Assignment: Look over the entries and say how many lines include the word "JSON". Only the number, please.

Web page and app entries:
---
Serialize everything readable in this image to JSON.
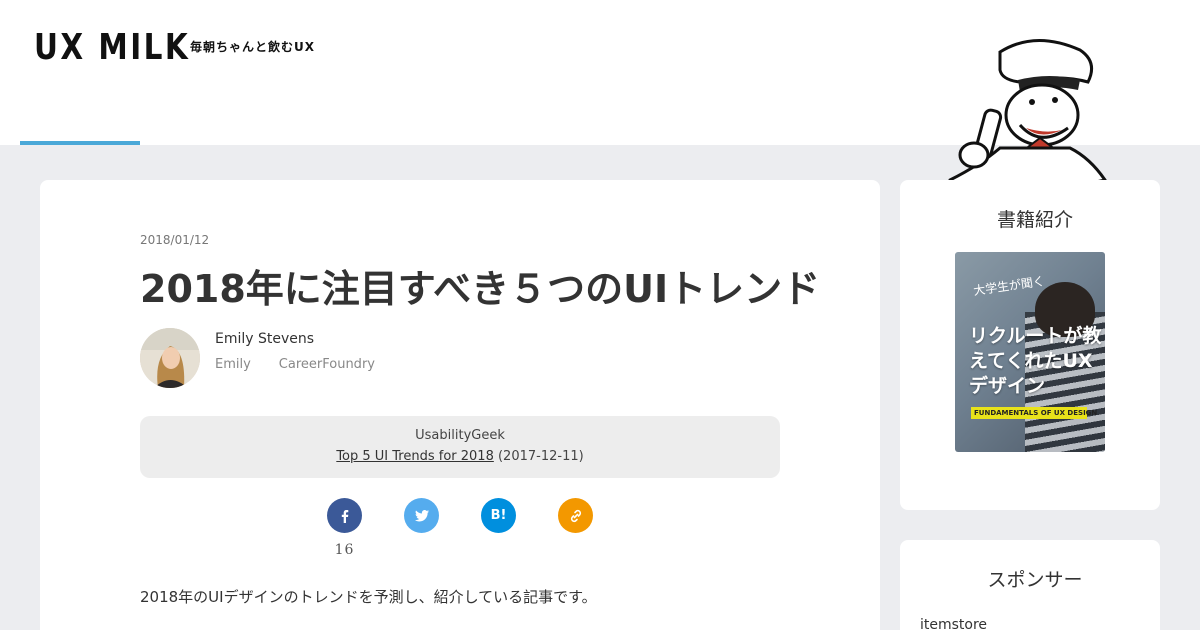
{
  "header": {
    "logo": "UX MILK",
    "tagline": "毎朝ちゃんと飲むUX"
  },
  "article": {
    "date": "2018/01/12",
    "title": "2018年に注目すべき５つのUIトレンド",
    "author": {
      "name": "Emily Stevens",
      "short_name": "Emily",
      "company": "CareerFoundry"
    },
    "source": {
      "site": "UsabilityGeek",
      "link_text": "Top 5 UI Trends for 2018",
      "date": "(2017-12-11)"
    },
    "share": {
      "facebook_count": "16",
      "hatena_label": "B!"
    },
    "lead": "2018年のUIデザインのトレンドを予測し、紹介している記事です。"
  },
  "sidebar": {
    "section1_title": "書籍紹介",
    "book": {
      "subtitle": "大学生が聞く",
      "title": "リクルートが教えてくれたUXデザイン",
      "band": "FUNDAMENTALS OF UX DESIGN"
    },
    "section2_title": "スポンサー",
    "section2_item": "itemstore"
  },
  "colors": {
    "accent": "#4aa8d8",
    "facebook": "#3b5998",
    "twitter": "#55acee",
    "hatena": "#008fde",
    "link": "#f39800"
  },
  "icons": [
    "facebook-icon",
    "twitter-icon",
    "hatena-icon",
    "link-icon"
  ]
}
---
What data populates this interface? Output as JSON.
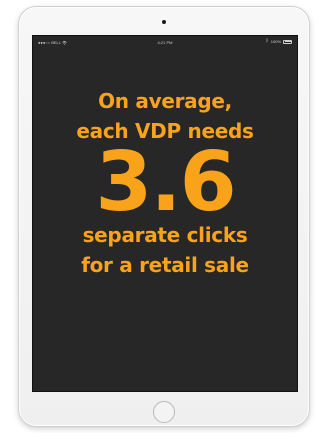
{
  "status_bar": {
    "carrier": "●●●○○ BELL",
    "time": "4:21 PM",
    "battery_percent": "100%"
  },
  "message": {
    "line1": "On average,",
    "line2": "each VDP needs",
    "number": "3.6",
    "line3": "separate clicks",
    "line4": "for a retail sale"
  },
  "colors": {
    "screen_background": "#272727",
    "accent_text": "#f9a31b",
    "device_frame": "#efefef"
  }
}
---
Expected output: 2